Undergraduate Research Assistant
I am deeply fascinated by neurodegenerative diseases, and once I was made aware of the function of glia (as well as how little is known about their role in the nervous system), my interest became focused on these enigmatic cells. Although I am only beginning to dip my feet into this field, my curiosity encompasses the regulation of glial cells’ supportive & growth-inducing functions, the mechanisms for how glia induce numerous types of changes in neurons, and how these factors have a larger effect on nervous system health/function. Outside of the lab, I enjoy playing piano (I have been playing for 16 years!), baking, taking swing dancing classes, and roller skating!
Michael Ryan Kann
I am pursuing a career as a physician innovator in which I can combine my interests in engineering, human physiology, and medicine. Specifically, I am interested in how advancements in genomic sequencing, neural stimulation, and electrophysiology can be applied to better understand and create targeted therapies for neurodegenerative and neurodevelopmental diseases. Outside of the lab, I love to play tennis, play the guitar, and walk in the park!
Aline Mika Matsuguma
I have always been interested in understanding how things work, especially the molecular mechanisms involved in the making of a new organism. For my Master’s degree, I used mouse embryonic stem cells as a tool to study the signaling pathways orchestrating early embryo development. In the Ackerman lab, I am applying the skills I learned about early embryonic development to a new system for me- the brain! Here, I aim to study the mechanisms that influence critical period plasticity, and how this in turn stabilizes long-term circuit structure, function and behavior. When not in the lab, I enjoy exploring new places, trying out different foods and hanging out with friends.

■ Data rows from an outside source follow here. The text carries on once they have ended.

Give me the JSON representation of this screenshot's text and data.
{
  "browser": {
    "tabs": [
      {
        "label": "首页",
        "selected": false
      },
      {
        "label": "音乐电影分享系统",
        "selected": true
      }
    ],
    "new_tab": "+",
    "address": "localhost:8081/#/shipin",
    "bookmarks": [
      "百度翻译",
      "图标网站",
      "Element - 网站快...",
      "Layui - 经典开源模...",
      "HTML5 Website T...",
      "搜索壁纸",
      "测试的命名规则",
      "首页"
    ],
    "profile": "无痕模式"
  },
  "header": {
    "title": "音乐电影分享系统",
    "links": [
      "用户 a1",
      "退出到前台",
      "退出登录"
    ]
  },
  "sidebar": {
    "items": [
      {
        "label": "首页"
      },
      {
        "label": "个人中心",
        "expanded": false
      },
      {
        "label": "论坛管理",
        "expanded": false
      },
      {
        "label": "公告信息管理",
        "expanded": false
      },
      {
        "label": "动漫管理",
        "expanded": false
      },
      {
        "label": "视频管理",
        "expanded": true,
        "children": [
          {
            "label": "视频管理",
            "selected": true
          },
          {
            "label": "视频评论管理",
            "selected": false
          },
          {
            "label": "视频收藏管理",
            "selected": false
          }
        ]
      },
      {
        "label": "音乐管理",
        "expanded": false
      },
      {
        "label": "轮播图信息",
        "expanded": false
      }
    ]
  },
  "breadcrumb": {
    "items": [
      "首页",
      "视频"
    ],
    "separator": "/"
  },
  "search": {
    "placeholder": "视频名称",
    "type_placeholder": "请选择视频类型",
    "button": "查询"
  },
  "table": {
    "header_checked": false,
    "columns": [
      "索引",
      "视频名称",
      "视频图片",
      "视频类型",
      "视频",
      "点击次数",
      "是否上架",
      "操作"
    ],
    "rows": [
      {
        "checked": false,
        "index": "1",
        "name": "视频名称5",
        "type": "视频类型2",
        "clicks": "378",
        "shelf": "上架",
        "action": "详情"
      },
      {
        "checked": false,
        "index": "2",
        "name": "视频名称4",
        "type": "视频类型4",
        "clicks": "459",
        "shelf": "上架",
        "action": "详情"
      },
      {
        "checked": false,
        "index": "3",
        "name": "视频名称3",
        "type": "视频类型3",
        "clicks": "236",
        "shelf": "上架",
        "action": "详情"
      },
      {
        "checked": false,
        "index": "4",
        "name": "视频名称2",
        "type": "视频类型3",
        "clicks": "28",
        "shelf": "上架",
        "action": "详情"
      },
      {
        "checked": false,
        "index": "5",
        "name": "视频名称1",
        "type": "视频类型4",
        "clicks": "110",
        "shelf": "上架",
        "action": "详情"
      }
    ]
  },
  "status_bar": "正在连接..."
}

Toby is interested critters of all sorts, but especially birds and squirrels. He would like to know why they are so fast, and why they can’t be friends. Toby enjoys long walks, lots of treats, and laying in the sun.
George is new to the world, so everything is exciting! In addition to playing with Toby, he enjoys eating, growing, and training his developing motor circuits to run as fast as possible.